Your task is to copy every line of the records below that contains "stop".

App and web page records
· · · · ·
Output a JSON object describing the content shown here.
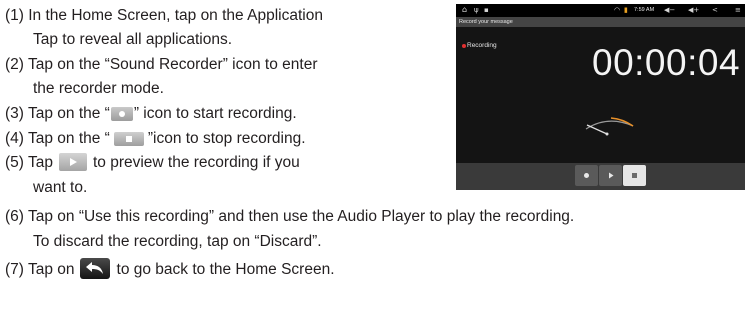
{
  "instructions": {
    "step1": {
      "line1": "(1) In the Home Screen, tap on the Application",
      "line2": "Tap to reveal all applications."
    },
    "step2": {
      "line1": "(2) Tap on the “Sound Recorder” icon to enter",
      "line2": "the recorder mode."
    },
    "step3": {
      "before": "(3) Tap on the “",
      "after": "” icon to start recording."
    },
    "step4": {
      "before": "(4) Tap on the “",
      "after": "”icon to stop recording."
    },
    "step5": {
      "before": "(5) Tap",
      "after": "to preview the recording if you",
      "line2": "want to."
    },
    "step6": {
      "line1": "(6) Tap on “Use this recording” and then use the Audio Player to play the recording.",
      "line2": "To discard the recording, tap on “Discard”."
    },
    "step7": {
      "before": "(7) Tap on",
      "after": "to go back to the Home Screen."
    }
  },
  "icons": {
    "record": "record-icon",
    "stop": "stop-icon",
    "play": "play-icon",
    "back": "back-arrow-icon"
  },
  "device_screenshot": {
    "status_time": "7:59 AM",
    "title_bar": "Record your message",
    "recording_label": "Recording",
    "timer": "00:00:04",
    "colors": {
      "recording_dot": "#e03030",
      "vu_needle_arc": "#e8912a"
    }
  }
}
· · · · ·
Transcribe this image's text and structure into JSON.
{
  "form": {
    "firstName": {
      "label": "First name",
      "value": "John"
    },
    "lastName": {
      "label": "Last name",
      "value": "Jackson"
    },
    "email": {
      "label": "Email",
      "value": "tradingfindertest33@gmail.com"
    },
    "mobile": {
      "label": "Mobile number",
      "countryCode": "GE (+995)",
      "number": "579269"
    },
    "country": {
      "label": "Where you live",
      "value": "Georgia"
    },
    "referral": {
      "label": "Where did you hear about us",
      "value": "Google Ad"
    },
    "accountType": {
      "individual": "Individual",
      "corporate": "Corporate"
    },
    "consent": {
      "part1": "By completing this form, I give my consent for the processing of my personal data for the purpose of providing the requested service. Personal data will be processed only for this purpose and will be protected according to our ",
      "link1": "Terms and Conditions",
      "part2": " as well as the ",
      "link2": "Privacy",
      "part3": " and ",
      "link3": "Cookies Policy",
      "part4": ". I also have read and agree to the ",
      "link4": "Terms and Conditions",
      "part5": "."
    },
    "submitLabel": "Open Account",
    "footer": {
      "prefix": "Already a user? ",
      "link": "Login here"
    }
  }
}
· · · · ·
## The answer
      "after": "”icon to stop recording."
    "stop": "stop-icon",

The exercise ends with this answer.